** Exercise goal **
Please copy every record below exactly, leaving out the pictures.
═══
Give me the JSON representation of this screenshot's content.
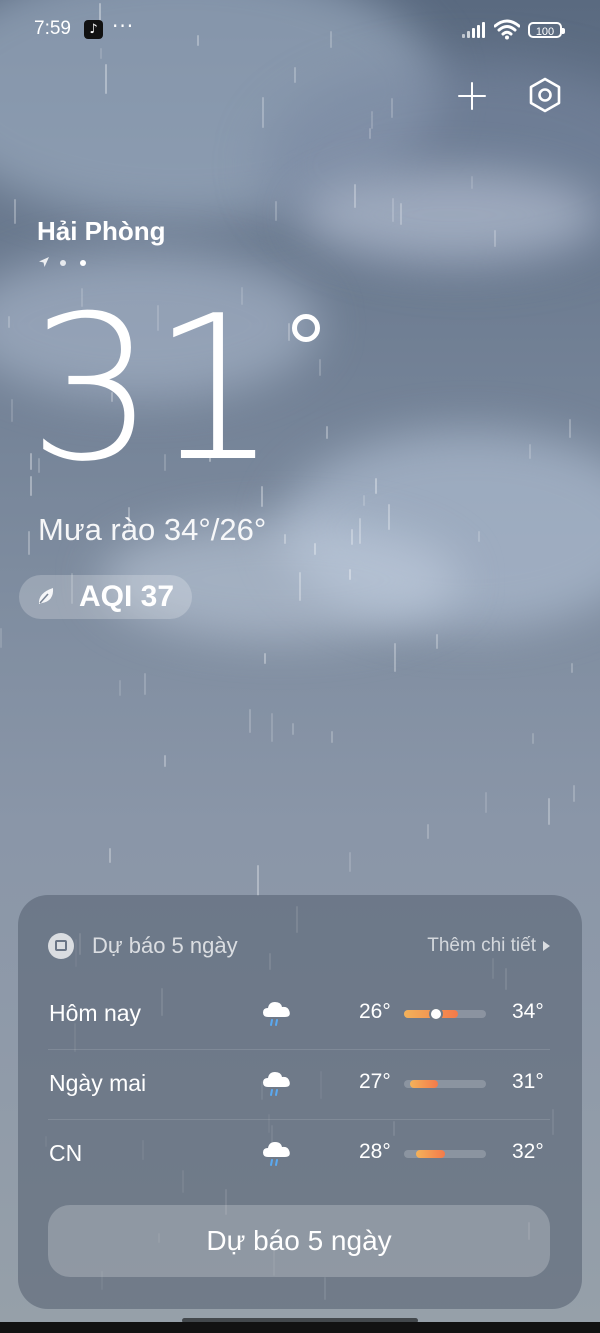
{
  "status_bar": {
    "time": "7:59",
    "notif_more": "···",
    "battery": "100",
    "icons": [
      "tiktok-icon",
      "signal-icon",
      "wifi-icon",
      "battery-icon"
    ]
  },
  "top_actions": {
    "add_icon": "plus-icon",
    "settings_icon": "settings-hexagon-icon"
  },
  "location": {
    "city": "Hải Phòng",
    "pager_dots": 2,
    "active_page": 0
  },
  "current": {
    "temperature": "31",
    "condition_range": "Mưa rào  34°/26°",
    "aqi_label": "AQI 37"
  },
  "forecast": {
    "title": "Dự báo 5 ngày",
    "more_link": "Thêm chi tiết",
    "rows": [
      {
        "day": "Hôm nay",
        "icon": "cloud-rain-icon",
        "low": "26°",
        "high": "34°",
        "bar_start": 0.0,
        "bar_end": 0.66,
        "now": 0.39
      },
      {
        "day": "Ngày mai",
        "icon": "cloud-rain-icon",
        "low": "27°",
        "high": "31°",
        "bar_start": 0.07,
        "bar_end": 0.42
      },
      {
        "day": "CN",
        "icon": "cloud-rain-icon",
        "low": "28°",
        "high": "32°",
        "bar_start": 0.15,
        "bar_end": 0.5
      }
    ],
    "button_label": "Dự báo 5 ngày"
  },
  "colors": {
    "temp_bar_start": "#f3b25a",
    "temp_bar_end": "#f37a4a",
    "sky_top": "#5a6a80",
    "sky_bottom": "#96a0a9"
  }
}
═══
** Answer space **
Give me the JSON representation of this screenshot's content.
{
  "status_bar": {
    "time": "7:59",
    "notif_more": "···",
    "battery": "100",
    "icons": [
      "tiktok-icon",
      "signal-icon",
      "wifi-icon",
      "battery-icon"
    ]
  },
  "top_actions": {
    "add_icon": "plus-icon",
    "settings_icon": "settings-hexagon-icon"
  },
  "location": {
    "city": "Hải Phòng",
    "pager_dots": 2,
    "active_page": 0
  },
  "current": {
    "temperature": "31",
    "condition_range": "Mưa rào  34°/26°",
    "aqi_label": "AQI 37"
  },
  "forecast": {
    "title": "Dự báo 5 ngày",
    "more_link": "Thêm chi tiết",
    "rows": [
      {
        "day": "Hôm nay",
        "icon": "cloud-rain-icon",
        "low": "26°",
        "high": "34°",
        "bar_start": 0.0,
        "bar_end": 0.66,
        "now": 0.39
      },
      {
        "day": "Ngày mai",
        "icon": "cloud-rain-icon",
        "low": "27°",
        "high": "31°",
        "bar_start": 0.07,
        "bar_end": 0.42
      },
      {
        "day": "CN",
        "icon": "cloud-rain-icon",
        "low": "28°",
        "high": "32°",
        "bar_start": 0.15,
        "bar_end": 0.5
      }
    ],
    "button_label": "Dự báo 5 ngày"
  },
  "colors": {
    "temp_bar_start": "#f3b25a",
    "temp_bar_end": "#f37a4a",
    "sky_top": "#5a6a80",
    "sky_bottom": "#96a0a9"
  }
}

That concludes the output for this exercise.